Love Wins: Family Home Evening
To help children understand that they can follow the example of Jesus Christ and show love for others who are different from them, particularly LGBT people.
Scriptures, colored paper, pencils, scissors, stapler or glue, computer with internet access (optional)
Feel free to adapt the lesson to be age-appropriate for your children. This is written at a kindergarten level, so I only included the first four letters of LGBT. Feel free to add other letters to LGBT and explain what they mean, especially if you are an LGBT parent or have an LGBT child. Consider having an LGBT friend or family member share their experience.
Invite a child to give the opening prayer.
Show a picture of a rainbow. Ask the children what they think of when they see rainbows. Share that symbols can mean different things to different people.
Show a picture of a rainbow flag. Explain the rainbow flag was once used as a symbol of peace. Different countries have used a rainbow flag to show their commitment to peace, even when they have differences. However, meanings and symbols can and do change. Today the rainbow flag is used by the LGBT community to show that even though we have differences, we don’t need to be ashamed of those differences.

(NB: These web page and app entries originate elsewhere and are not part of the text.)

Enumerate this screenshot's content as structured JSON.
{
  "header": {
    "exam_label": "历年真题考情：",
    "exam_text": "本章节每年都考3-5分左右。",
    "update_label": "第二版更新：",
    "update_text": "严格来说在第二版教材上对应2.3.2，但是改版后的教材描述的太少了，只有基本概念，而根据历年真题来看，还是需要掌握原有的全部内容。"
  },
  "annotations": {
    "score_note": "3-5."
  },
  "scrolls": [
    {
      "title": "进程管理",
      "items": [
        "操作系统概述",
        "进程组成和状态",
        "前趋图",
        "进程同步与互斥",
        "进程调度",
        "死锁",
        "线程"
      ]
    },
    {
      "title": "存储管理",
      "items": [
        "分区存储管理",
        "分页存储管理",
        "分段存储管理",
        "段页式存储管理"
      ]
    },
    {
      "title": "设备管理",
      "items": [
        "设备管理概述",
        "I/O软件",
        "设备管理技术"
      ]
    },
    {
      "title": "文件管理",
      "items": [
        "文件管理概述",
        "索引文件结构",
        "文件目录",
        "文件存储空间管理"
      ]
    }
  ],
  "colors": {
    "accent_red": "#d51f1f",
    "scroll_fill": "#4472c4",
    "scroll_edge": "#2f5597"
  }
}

Share that LGBT stands for lesbian, gay, bisexual, and transgender. A lesbian is a woman who falls in love with another woman . Gay usually means a man who falls in love with a man. Bisexual is when a person could fall in love with a man or a woman. Transgender is when a person feels like a different gender than the one people thought they should be.
For example, families come in all different shapes and sizes. Some families have two dads, while others have one dad and one mom. Some families have two moms, and others may have one dad, one mom, and a stepmom. Some children are raised by their grandparents and some children are adopted. There are many different types of families, but the most important part of a family is that they love and care for each other.
The scriptures teach that Jesus Christ is the example we ought to follow (John 13:15), and disciples of Jesus will be known by how they loved one another (John 13:34-35). Jesus also taught the greatest commandments are to love God and your neighbor (Matthew 22: 36-40).
It is important to love those who are different from us. One example of loving people who are different from each other is the Parable of the Good Samaritan (Luke 10:25-37). Read, summarize, or show this video of the Parable of the Good Samaritan to the children.
Ask the children how they felt about the man who was beaten, robbed, and left for dead.
Ask the children how they felt when other men walked by the hurt man and did not help him.
Ask the children how they felt when the Samaritan helped the hurt man and gave his own money to help the hurt man.
Which of these men showed their love through their works?
In the story, who did Jesus say we should be like?
Explain some families and people are treated poorly because they are different. Sometimes people are unkind or even mean to boys who want to marry boys or girls who want to marry girls. The world can be especially scary for transgender people. Sometimes people tell them they must be a boy when they really feel like a girl. Sometimes when they dress, talk, or act like a girl people get very angry. There are times when people will hurt and even try to kill transgender people. Throughout the world, many LGBT people are like the man left to die on the road to Jericho. Many LGBT people and their children have been hurt by people who think that their families are not as good as other families.
However, just like the Good Samaritan, we can do something about it. We can love and help LGBT people, especially those who have been hurt. That is what Jesus said, “Go, and do thou likewise.” (Luke 10:37)
Ask the children, how can we show our love for LGBT people? How can we be like the Good Samaritan?
Some examples might include:
Wear a rainbow pin to church to show LGBT people at church you love them.
March in a parade with Mormons Building Bridges.
When you hear people say mean things to an LGBT person, you can tell them to stop.
When you hear people say wrong, hurtful things about LGBT people, you can correct them and tell them all the things you love about LGBT people.
Make a donation to an LGBT organization (see list below).
Volunteer with an LGBT organization (see list below).
Invite an LGBT person or family to your home for dinner.
Ask an LGBT person how they would like to be helped.
Help the children cut rainbow colored paper into 30 strips to make a rainbow paper chain. Have the children write down their ideas of how they can love LGBT people on the paper strips. Try to think of 30 total—one for each day in the month of June. Staple or glue the strips of paper to make a rainbow paper chain for the month of June. Then each day in the month of June, do one thing to show your love for LGBT people. If once a day is too much, try every other day. Try to set the tone each day in the month of June to be more loving toward those who are different from you, especially LGBT people.
While the children work, explain June is a special month for LGBT people. It is a time to celebrate our diversity, honor LGBT people who have died, and affirm that all people are worthy of love. This is called PRIDE month (if your children are older, consider introducing Stonewall here). During this time there will be a lot of rainbow flags. When we see rainbow flags, we can remember that the rainbow is a symbol of peace and love.
If you feel so inclined, share your testimony of our Heavenly Parents’ love for all Their children, and your testimony of Jesus Christ that He is the example we ought to follow. If you are LGBT or have LGBT children, consider sharing ways in which others have shown love toward LGBT people and how that has impacted you and your family.
Mormons Building Bridges
Human Rights Campaign